Other winners included: Masters Men – Abdi Abdirahman, 40, of Tucson, Arizona (28:45); Masters Women – Sheri Piers, 46, of Falmouth, Maine (37:25); Wheelchair Division, Men – Krige Schabort, 53, of Rome, Ga. (22:14) and for the Women – Hannah Babalola, 29, of Newark NJ (28:26)
In the Senior Division (50+) – Men –Byrne Decker, 50, of Yarmouth, Maine (35:48); Women – Mary Zengo 52, of Wilton, Conn. (38:58)
Also, in the IDEXX Business to Business Maine Challenge, pitting teams of athletes from New England corporations and businesses, it was UNUM again winning first place in the mixed team division, followed by Hannaford and Seafax. L.L. Bean won the men’s division, Maine Health the women’s division and IDEXX won in the first-timer 10K division.
The Johnny Kelley Award for the oldest finisher went to Robert Mountain, 89 of Gorham, Maine. The 2016 Volunteer of the Year Award was awarded earlier this week to Francisco Rodriguez of Bayonne, NJ, who has helped in three areas plus runs the race each year.
Also, on Friday, winners of the second B2B High School Mile were Lily Horne of Freeport High School (5:28.8) and Sam Russ of Lincoln Academy (4:42.9).
The TD Beach to Beacon route follows the same coastal roads Samuelson trained on in Cape Elizabeth. The race is a fulfillment of her dream to bring a top international road race to Maine. With her reputation, plus top-notch organization and strong community support, the TD Beach to Beach is known and appreciated as a world-class event with small-town charm. The race debuted in 1998 with 2,408 runners crossing the finish line. Online registration now closes within minutes.

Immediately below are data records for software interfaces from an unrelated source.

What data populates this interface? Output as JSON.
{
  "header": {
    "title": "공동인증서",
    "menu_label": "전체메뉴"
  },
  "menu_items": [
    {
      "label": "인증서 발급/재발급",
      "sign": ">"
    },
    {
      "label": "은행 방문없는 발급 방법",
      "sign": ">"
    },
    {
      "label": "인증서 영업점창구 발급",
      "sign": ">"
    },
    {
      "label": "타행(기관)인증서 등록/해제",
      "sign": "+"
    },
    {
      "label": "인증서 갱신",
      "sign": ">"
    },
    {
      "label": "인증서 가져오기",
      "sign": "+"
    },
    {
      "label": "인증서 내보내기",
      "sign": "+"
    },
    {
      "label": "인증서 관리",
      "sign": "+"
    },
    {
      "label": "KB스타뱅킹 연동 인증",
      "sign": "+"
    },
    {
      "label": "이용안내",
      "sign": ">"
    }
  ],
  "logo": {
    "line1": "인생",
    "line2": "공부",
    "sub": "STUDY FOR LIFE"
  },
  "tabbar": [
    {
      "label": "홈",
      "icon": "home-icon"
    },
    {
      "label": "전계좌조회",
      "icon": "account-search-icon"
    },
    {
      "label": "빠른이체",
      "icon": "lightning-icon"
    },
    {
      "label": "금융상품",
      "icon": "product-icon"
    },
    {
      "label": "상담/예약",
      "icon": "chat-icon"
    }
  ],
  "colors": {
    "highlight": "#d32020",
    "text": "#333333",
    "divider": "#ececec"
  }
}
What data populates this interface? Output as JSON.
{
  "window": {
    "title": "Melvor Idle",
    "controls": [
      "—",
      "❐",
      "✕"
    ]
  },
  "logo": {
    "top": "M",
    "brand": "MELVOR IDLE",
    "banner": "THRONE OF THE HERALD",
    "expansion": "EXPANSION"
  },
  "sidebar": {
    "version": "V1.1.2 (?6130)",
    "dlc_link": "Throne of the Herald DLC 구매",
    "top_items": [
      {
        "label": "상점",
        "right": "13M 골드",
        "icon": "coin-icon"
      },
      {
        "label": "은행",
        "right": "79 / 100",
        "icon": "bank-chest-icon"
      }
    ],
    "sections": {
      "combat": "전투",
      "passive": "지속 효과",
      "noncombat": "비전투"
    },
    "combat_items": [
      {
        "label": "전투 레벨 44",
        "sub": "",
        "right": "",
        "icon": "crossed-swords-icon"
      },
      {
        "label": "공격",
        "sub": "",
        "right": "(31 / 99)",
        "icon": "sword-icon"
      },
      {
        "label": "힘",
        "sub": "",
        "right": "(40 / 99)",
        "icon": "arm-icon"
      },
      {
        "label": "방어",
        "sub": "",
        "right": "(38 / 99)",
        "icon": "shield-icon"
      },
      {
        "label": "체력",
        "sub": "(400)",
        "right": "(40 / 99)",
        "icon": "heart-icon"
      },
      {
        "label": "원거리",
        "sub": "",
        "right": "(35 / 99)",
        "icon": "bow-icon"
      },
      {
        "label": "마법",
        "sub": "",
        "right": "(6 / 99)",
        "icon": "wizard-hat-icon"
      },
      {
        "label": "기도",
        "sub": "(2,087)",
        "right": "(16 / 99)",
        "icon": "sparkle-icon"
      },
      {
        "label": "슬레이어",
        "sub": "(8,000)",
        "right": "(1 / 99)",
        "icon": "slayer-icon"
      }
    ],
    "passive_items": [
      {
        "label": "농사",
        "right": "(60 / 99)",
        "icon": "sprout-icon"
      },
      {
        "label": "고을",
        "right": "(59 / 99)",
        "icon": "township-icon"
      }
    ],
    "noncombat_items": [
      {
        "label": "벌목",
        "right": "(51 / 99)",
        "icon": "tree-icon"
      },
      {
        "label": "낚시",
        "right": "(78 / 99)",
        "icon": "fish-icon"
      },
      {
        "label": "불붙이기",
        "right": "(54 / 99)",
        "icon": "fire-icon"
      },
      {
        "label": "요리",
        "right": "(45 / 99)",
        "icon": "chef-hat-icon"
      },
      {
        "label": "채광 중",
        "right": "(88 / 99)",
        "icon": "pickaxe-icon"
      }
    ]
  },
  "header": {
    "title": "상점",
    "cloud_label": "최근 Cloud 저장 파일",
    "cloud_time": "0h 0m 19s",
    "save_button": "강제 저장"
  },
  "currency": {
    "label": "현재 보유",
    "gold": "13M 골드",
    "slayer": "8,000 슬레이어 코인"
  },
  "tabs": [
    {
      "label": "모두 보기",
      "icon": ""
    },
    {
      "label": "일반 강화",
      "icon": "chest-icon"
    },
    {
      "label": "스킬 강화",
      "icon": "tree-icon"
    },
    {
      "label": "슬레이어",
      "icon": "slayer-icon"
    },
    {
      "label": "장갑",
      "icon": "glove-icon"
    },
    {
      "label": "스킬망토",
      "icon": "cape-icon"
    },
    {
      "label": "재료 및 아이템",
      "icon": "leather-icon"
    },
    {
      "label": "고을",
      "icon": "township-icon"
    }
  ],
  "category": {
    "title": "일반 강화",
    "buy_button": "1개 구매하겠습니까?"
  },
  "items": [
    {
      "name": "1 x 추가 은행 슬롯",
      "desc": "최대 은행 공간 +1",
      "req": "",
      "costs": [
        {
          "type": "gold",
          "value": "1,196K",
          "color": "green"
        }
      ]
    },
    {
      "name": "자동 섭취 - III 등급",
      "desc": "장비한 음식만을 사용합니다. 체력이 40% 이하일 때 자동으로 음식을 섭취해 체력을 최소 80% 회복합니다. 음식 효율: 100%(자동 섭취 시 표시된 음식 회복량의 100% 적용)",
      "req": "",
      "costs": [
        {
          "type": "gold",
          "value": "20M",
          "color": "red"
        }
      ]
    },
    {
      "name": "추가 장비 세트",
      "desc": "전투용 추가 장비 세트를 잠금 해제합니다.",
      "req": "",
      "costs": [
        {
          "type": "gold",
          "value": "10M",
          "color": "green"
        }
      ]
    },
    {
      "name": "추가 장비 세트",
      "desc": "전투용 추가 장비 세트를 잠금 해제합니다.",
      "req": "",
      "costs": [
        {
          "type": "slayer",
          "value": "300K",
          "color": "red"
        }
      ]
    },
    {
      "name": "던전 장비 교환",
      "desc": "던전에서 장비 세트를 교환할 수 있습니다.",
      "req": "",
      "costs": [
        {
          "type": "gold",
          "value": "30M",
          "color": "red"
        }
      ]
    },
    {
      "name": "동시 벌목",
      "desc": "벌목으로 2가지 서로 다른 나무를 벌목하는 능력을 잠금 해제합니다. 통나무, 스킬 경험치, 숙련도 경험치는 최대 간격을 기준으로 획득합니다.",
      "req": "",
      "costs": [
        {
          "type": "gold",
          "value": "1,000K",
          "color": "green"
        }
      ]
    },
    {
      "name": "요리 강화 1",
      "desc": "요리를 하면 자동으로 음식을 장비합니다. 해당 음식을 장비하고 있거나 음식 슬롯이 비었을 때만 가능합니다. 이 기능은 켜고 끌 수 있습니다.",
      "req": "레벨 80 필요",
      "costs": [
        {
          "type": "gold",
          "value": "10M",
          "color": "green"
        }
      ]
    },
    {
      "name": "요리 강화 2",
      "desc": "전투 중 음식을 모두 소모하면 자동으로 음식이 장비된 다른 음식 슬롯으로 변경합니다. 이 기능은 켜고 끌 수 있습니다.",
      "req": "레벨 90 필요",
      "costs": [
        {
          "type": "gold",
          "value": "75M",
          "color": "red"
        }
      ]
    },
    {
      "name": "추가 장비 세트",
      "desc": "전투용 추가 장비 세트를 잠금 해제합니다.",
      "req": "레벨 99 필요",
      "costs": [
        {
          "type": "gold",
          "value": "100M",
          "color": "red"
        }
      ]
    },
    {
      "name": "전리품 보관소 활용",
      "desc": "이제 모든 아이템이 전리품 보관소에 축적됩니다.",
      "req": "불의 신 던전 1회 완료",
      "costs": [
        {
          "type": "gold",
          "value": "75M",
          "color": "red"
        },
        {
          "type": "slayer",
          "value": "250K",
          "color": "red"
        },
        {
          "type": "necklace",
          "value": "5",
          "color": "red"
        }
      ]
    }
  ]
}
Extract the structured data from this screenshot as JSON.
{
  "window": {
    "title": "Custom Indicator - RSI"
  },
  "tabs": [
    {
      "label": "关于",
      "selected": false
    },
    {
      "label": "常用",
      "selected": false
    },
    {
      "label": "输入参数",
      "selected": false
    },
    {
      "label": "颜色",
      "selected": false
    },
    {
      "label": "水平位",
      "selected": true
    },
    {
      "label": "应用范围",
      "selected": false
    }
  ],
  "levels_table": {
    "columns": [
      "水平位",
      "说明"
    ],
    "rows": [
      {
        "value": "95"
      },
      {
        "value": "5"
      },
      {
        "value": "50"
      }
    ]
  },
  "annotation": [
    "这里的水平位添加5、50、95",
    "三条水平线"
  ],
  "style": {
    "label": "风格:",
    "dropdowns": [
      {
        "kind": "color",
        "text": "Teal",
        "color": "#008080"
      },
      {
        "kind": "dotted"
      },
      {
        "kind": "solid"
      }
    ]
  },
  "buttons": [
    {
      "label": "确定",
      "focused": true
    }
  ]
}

The TD Beach to Beacon is directed by Dave McGillivray of DMSE Sports (www.dmsesports.com), who has organized every TD Bank Beach to Beacon and directs the B.A.A Boston Marathon and other events around the world.